The board fully supports Mark Reed’s leadership efforts, and we are proud of this progress. However, together with the administration, we understand that it is not enough. We collectively acknowledge the privilege that often divides our community, and the need to build a stronger culture of racial inclusion at Country Day. We also recognize the urgent need to be better at making Charlotte Country Day School a fully inclusive place for all students. 


Changing these behaviors will only work if we, as members of the Country Day community, accept the charge to be more empathetic and introspective about our individual actions and words in school and outside of school. Our school is confronting a chronic, national systemic problem, but our community of families can be a force for change, to be more intentional about anti-racist behaviors, and to collectively build a culture of inclusivity. We need to be better if we expect our children to be better.


As we look forward to the next chapter of Country Day’s focus on diversity, equity, and inclusion, we steadfastly support Mark Reed and this leadership team in their efforts.

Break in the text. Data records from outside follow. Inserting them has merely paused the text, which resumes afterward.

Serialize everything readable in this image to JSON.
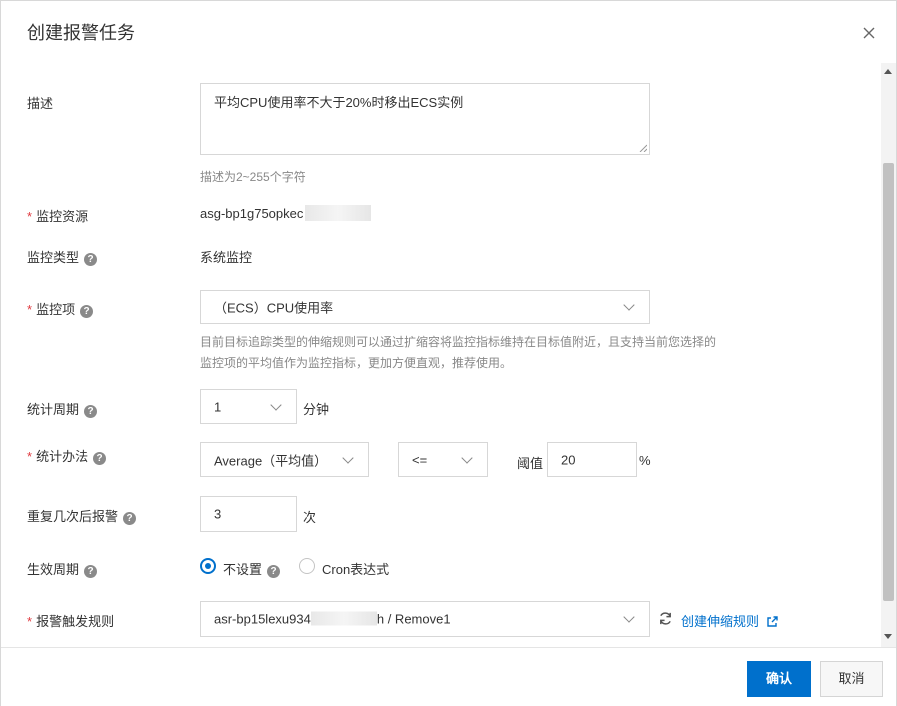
{
  "dialog": {
    "title": "创建报警任务",
    "confirm_label": "确认",
    "cancel_label": "取消"
  },
  "form": {
    "description": {
      "label": "描述",
      "value": "平均CPU使用率不大于20%时移出ECS实例",
      "hint": "描述为2~255个字符"
    },
    "monitor_resource": {
      "label": "监控资源",
      "value": "asg-bp1g75opkec"
    },
    "monitor_type": {
      "label": "监控类型",
      "value": "系统监控"
    },
    "monitor_item": {
      "label": "监控项",
      "value": "（ECS）CPU使用率",
      "hint_line1": "目前目标追踪类型的伸缩规则可以通过扩缩容将监控指标维持在目标值附近，且支持当前您选择的",
      "hint_line2": "监控项的平均值作为监控指标，更加方便直观，推荐使用。"
    },
    "stat_period": {
      "label": "统计周期",
      "value": "1",
      "unit": "分钟"
    },
    "stat_method": {
      "label": "统计办法",
      "method": "Average（平均值）",
      "operator": "<=",
      "threshold_label": "阈值",
      "threshold": "20",
      "unit": "%"
    },
    "repeat": {
      "label": "重复几次后报警",
      "value": "3",
      "unit": "次"
    },
    "effective_period": {
      "label": "生效周期",
      "option_none": "不设置",
      "option_cron": "Cron表达式",
      "selected": "不设置"
    },
    "trigger_rule": {
      "label": "报警触发规则",
      "value_prefix": "asr-bp15lexu934",
      "value_suffix": "h / Remove1",
      "create_link": "创建伸缩规则"
    }
  },
  "help_glyph": "?",
  "colors": {
    "primary": "#0070cc",
    "required": "#e0383e"
  }
}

As we partner with the school, we have organized the Board of Trustees actions and plans to date around three pillars and remain open to additional work and possibilities that have not yet been identified.

  • Listen. We are convening people from throughout our community involving a variety of voices, including students and alumni, in thoughtful conversations to understand where we can improve. The school has already begun some of this work, which will also include engaging a third-party consultant to guide our efforts.
  • Understand and acknowledge. We will do extended work focused on the diversity, equity, and inclusion challenges that we face. This work will require honest, transparent discussions and will be led by a third-party facilitator. This work will begin immediately.
  • Renew our commitment and act. We recognize the need to rethink and renew our commitment to the principles found in our Affirmation of Community. A special committee of the board will take on this work and will elevate our focus on diversity, equity, and inclusion as we begin school-wide, long term strategic planning in the Fall. We also will include feedback and direction from our students and alumni in this work.
  • Report back. The school will report back to the community, outlining their findings, and the steps the school intends to take.

We know it will not be easy. We know it will not be fast. The cost is too great to not make these commitments and act with urgency. As the school moves forward to address the inequities that exist for our Black community members, we know we are making our whole community stronger.




2019–20 Board of Trustees
Scott R. Stevens, Chair, David M. Benson '85, Vice Chair, Edison Cassels '87, Vice Chair, Todd A. Gorelick '82, Vice Chair, Dr. Ameesha P. Kansupada, Vice Chair, Walker L. Poole, Vice Chair, A. Wellford Tabor Sr., Vice Chair, Andrew W. Tate, Secretary-Treasurer, Dr. Adelle Anthony-Williams, Howard C. Bissell, Dr. Lauren I. Browne, Christina N. Byron, George S. Dewey IV '90, Ronald E. Eliasek, Jr., Alex D. Funderburg, Kenneth V. Garcia, Amanda S. Houser, Shanon Jones, J. Scott Mattei, Leigh F. Moran, Mary Claudia Belk Pilon '92, Steven L. Purdy '87, Sally Cannon Saussy '67, Stoney D. Sellars, R. Glenn Sherrill Jr. '89, Stephenson P. Shuford, Catherine S. Stempien, Dr. Lisa M. Toppin, Jennifer Ward, William H. Zimmern '95